But after encountering a set of eight sculptures, chemically lined with silver, that would purportedly implode upon touch, it became impossible to overlook certain oddities. After asking how the objects were transported to the rusty shelves where they now rest, a gallery attendant said, “By specialists, I think, with white gloves.” Ah yes, white gloves solve all issues regarding potential implosions. Suddenly everything seemed in doubt, and nothing made sense.
It became clear that a video screening in the living room, which is supposedly a “guided tour of the collection” that KOW has “by sheer luck,” is merely digital footage poorly edited to appear archival (added grain, awkward color filters). When asked what year the video was made, the same gallery attendant replied “1996,” although at one point the recorded tour guides discuss an artwork made in 2005. As for Koons, he never made equilibrium tanks with volleyballs, only with basketballs. And finding information from a 2009 exhibition in which “Haze” was featured finally revealed that the artists presented as his “assistants,” Holmer Feldmann and Adreas Grahl, are actually the masterminds behind his entire existence.

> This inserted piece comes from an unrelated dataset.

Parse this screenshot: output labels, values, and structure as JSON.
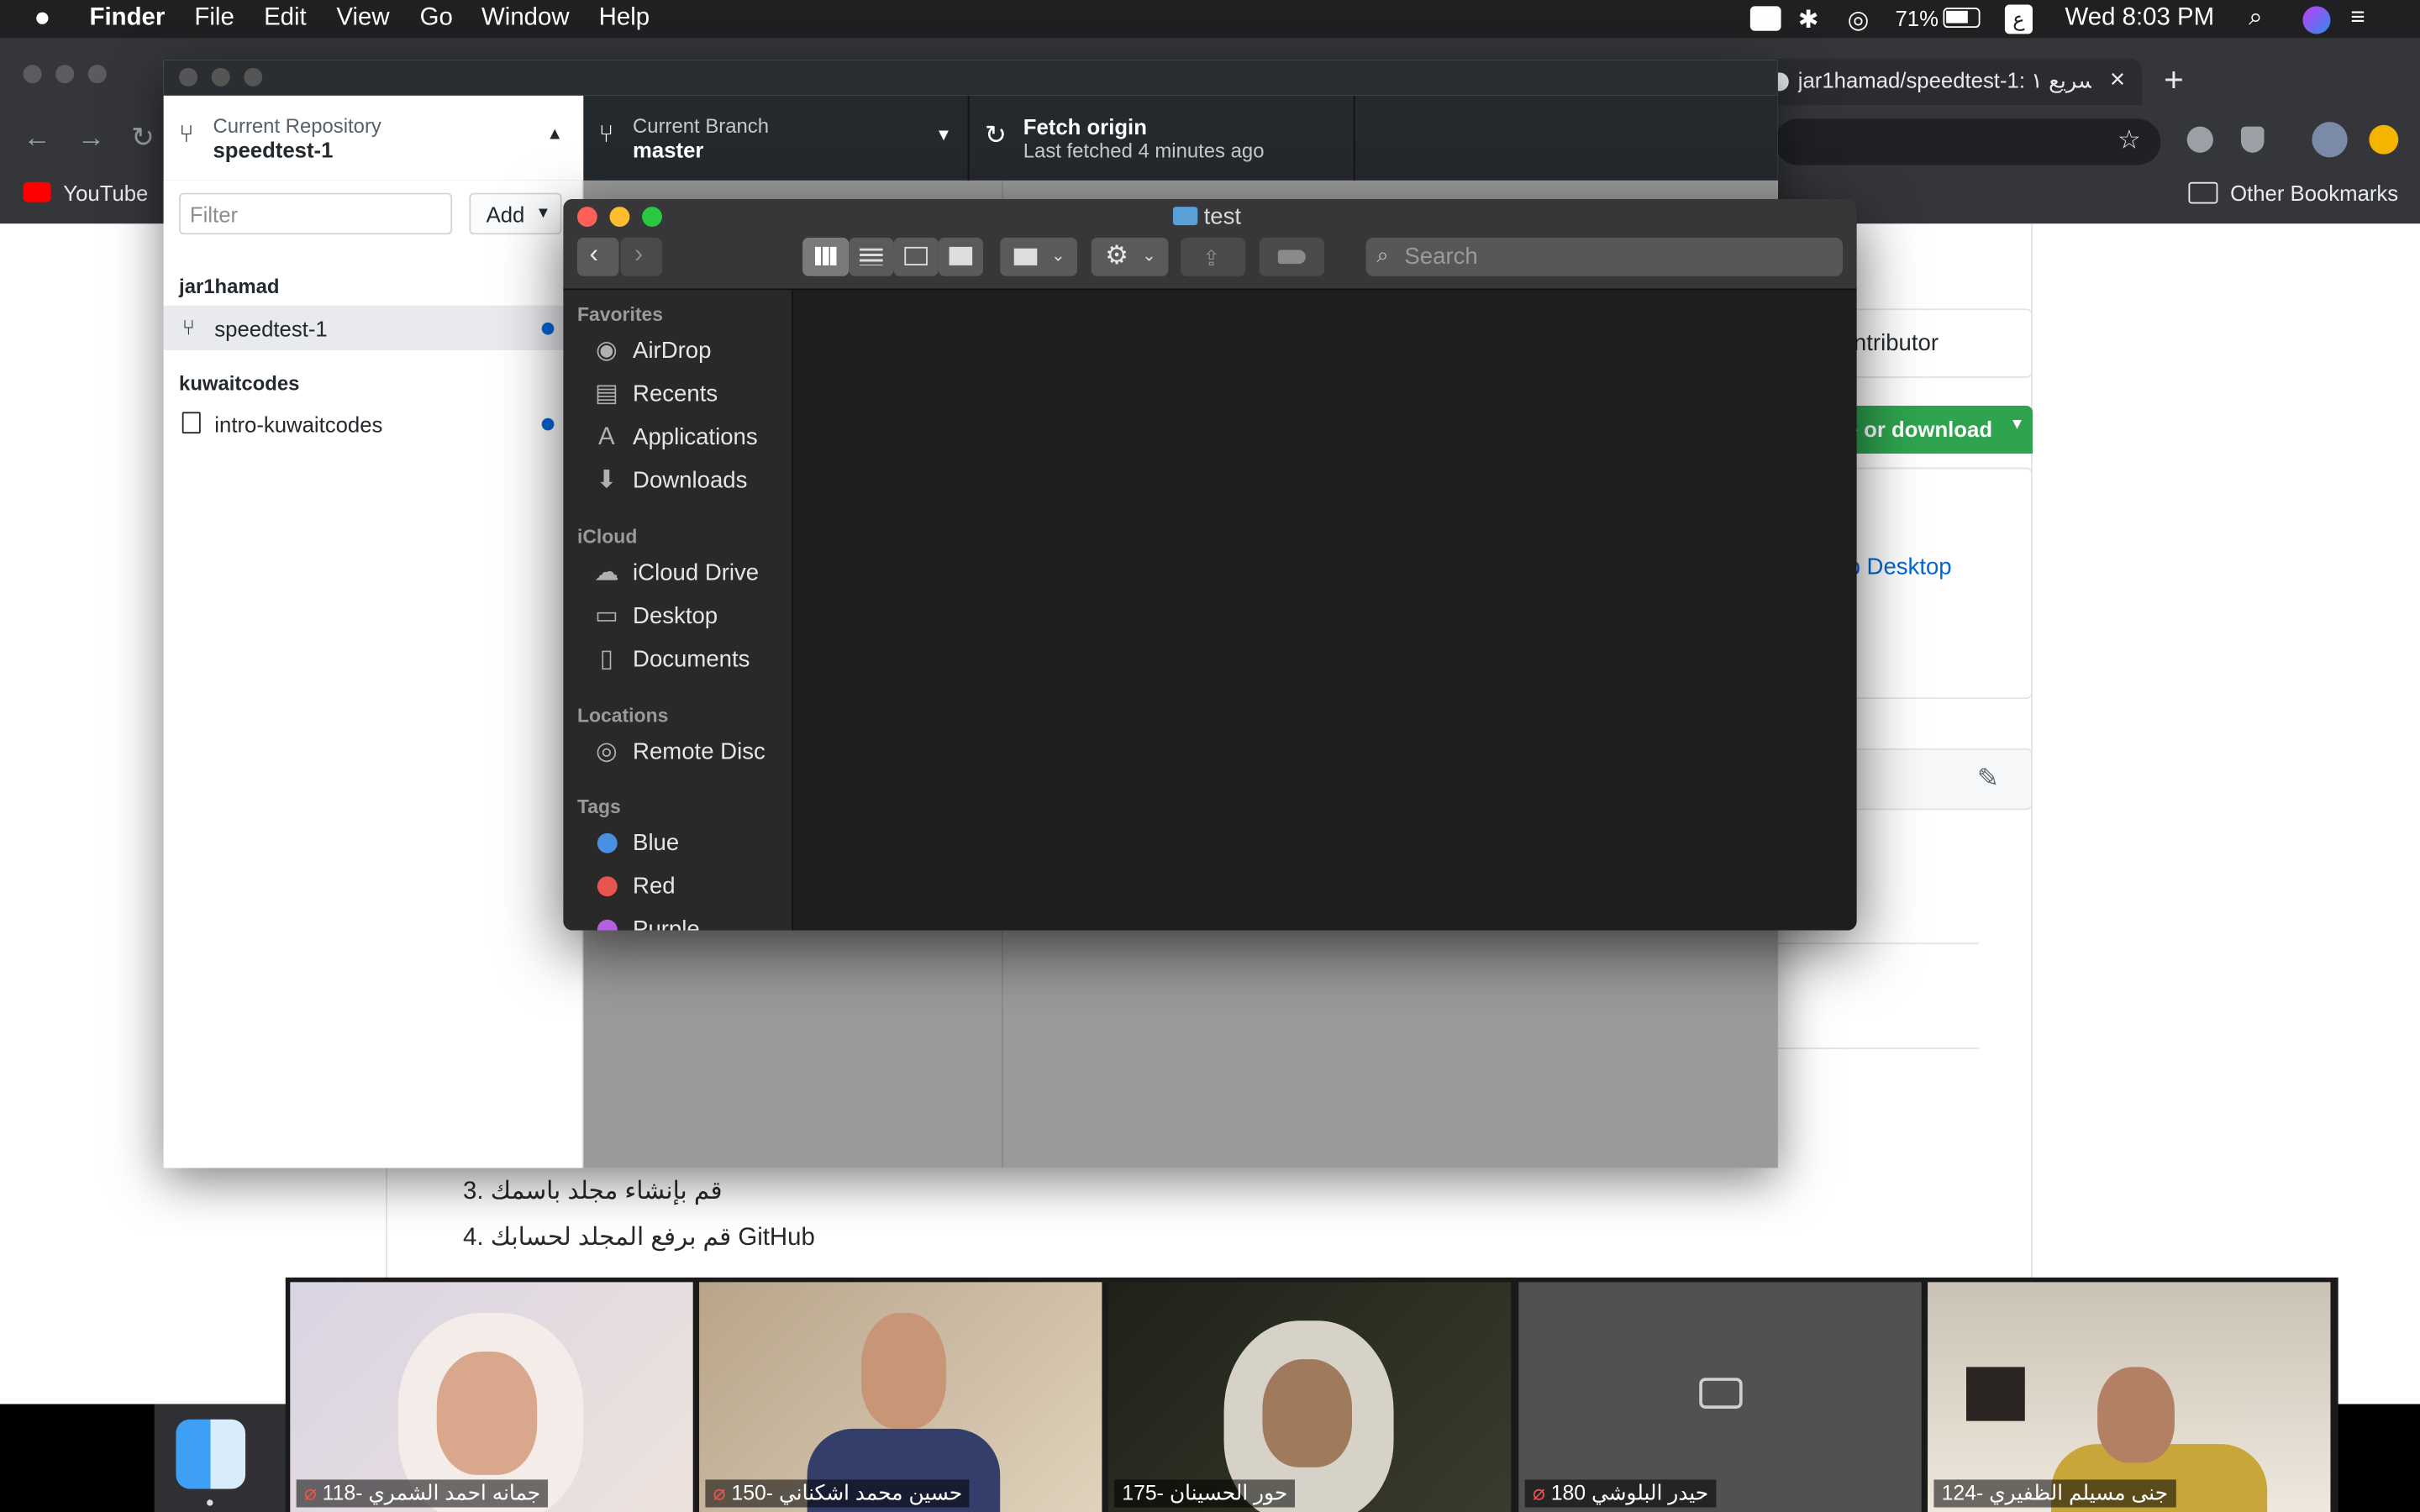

None of this is said to denounce the show—quite the opposite. “The Cabinet of Ramon Haze” forces viewers to consider the art objects at hand critically and subsequently reflect on the presentation and trajectory of art history. It reinforces the fact that if you believe everything you read, you’ll be proven a fool. It is a cabinet full of mind-twisting curiosities.